sub simple 3 open 4 openG 4 getOpen 4 getter 4 getDelg 3


Open is 0 in the base class init because the code to set the value has not yet been run, but not it is not 3 as you would expect.

openG, a value overridden by a get() method, perhaps unexpected returns the override value in both init() methods

getOpen, a get() method in the base overridden by a simple initialisation, behaves as a simple initialised value overridden by a new initialise, which is to be unitialised in the base init() method

getter() , a get() method overidden by another get() method returns the override value as does openG

getDelg() actually generates a null pointer exception if called during  the base init() method, as the overridden value has not been calculated

Note: part of this behaviour is base on the fact that overridden properties are actually new distinct properties, so the do not inherit values from base class property which is still accessible via super.<name>.  This means, counterintuitively, that open in the base init() method, returns 0while super.open in the subclass init()will return 3

I will update with more on the use of lazy to avoid this issue, but the main point is to think carefully before initialising values in a base class that are open.

*args, **kwargs (to be added)

A specific use of *args and **kwargs has already been covered in base class parameter pass through.

Outside of that specific use, kotlin does have effective equivalents to most use cases, but may depend on the reflections library, which is not available on all platforms at this time.

vararg parameters capture the equivalent to a *args list, and allows for using the list for calling in a manner very similar to python.

callBy provide most of the functionality of **kwargs when used for calling functions, but some code is needed to map parameter names to KParameters.  A link to such code may be added to this page is someone asks 🙂

For cases where it is desired to capture parameters in map for, using a map actually makes better sense in every case I have found, but I will update this further if I find a case where this is not true.

Kotlin beyond Android: A risk?

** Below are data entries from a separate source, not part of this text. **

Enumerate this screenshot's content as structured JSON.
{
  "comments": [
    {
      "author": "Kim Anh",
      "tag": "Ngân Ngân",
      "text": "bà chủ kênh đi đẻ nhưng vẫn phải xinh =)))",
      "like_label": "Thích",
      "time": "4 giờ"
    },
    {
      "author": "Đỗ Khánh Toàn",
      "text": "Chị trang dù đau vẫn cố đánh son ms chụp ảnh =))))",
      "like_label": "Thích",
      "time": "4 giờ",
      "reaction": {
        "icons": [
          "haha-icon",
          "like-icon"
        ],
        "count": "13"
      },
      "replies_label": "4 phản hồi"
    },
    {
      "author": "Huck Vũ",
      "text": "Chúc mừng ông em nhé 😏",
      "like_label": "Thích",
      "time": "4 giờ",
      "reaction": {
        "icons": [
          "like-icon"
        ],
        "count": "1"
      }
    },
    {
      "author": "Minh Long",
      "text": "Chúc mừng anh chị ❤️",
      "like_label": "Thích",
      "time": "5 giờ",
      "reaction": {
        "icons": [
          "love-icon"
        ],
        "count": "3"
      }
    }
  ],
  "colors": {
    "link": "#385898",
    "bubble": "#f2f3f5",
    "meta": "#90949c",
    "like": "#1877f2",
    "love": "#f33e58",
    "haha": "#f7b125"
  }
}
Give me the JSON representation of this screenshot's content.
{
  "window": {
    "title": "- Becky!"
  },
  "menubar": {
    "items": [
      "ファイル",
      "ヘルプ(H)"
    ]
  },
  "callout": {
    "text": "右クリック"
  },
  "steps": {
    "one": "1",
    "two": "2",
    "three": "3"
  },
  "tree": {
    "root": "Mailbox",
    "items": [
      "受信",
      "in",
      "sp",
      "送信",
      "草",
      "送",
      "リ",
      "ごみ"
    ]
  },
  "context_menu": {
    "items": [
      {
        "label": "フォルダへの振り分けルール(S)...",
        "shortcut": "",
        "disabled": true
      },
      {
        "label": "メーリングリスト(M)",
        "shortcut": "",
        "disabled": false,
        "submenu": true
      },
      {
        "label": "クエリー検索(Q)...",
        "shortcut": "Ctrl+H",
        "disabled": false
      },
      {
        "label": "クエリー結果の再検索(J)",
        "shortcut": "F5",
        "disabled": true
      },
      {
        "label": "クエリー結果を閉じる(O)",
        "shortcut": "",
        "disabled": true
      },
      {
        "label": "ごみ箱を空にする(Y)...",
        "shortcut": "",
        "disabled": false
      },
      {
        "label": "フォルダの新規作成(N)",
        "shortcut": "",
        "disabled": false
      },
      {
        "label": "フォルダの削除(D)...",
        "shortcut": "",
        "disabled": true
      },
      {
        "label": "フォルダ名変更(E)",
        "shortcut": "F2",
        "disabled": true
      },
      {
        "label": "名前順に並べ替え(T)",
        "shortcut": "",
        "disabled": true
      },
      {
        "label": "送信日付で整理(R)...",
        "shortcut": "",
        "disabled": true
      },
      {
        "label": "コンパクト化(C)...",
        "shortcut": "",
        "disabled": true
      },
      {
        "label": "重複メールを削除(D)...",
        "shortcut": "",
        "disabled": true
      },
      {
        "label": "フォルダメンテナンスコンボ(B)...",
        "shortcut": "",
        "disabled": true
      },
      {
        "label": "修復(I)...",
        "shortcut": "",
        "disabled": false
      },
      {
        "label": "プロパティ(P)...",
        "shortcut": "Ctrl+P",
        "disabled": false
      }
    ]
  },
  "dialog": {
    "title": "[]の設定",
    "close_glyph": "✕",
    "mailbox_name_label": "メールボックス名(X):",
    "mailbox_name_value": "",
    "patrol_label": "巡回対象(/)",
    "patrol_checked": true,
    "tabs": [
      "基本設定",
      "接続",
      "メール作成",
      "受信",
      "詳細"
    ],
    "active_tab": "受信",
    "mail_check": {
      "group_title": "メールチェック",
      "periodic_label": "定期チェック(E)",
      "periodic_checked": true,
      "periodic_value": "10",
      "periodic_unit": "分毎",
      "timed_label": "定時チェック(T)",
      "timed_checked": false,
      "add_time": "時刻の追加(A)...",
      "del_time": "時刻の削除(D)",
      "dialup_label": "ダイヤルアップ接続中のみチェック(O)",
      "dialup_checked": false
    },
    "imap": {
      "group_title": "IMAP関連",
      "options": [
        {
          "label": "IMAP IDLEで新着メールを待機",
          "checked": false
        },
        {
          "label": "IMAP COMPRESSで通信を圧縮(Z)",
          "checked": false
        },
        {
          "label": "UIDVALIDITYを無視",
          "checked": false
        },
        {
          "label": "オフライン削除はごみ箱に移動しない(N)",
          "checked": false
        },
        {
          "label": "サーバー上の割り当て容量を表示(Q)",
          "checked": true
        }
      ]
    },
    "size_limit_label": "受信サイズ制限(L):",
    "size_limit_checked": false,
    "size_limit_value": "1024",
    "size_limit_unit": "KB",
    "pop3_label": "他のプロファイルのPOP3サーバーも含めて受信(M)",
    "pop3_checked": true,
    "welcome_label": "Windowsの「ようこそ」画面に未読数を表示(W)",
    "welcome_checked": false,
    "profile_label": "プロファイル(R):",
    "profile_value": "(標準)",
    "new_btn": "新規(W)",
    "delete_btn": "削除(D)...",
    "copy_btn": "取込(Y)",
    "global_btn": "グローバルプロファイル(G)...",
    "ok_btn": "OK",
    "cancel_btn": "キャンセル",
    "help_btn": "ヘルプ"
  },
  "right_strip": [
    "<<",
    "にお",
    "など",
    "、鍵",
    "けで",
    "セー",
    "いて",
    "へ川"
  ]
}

Support for a language is dependant on the popularity of that language.  The only possible risk in choosing kotlin is the project becoming an orphan as kotlin never gains sufficient traction in the relevant space.  Choosing any language on the assumption that popularity will increase is a gamble,  so understanding the popularity of kotlin now and are the prospects for future popularity is essential in understanding the risk of future kotlin support.

Depending on the language popularity indicator you reference, kotlin is either climbing the rankings or already very near to top.  Kotlin on Android is widely tipped to overtake Java as the number 1 language, and choosing the number 1 language cannot really be considered a risk.  Could choosing Kotlin for development other than Android still be considered a risk, given the positive signs for kotlin uptake?

Continue reading “Kotlin beyond Android: A risk?”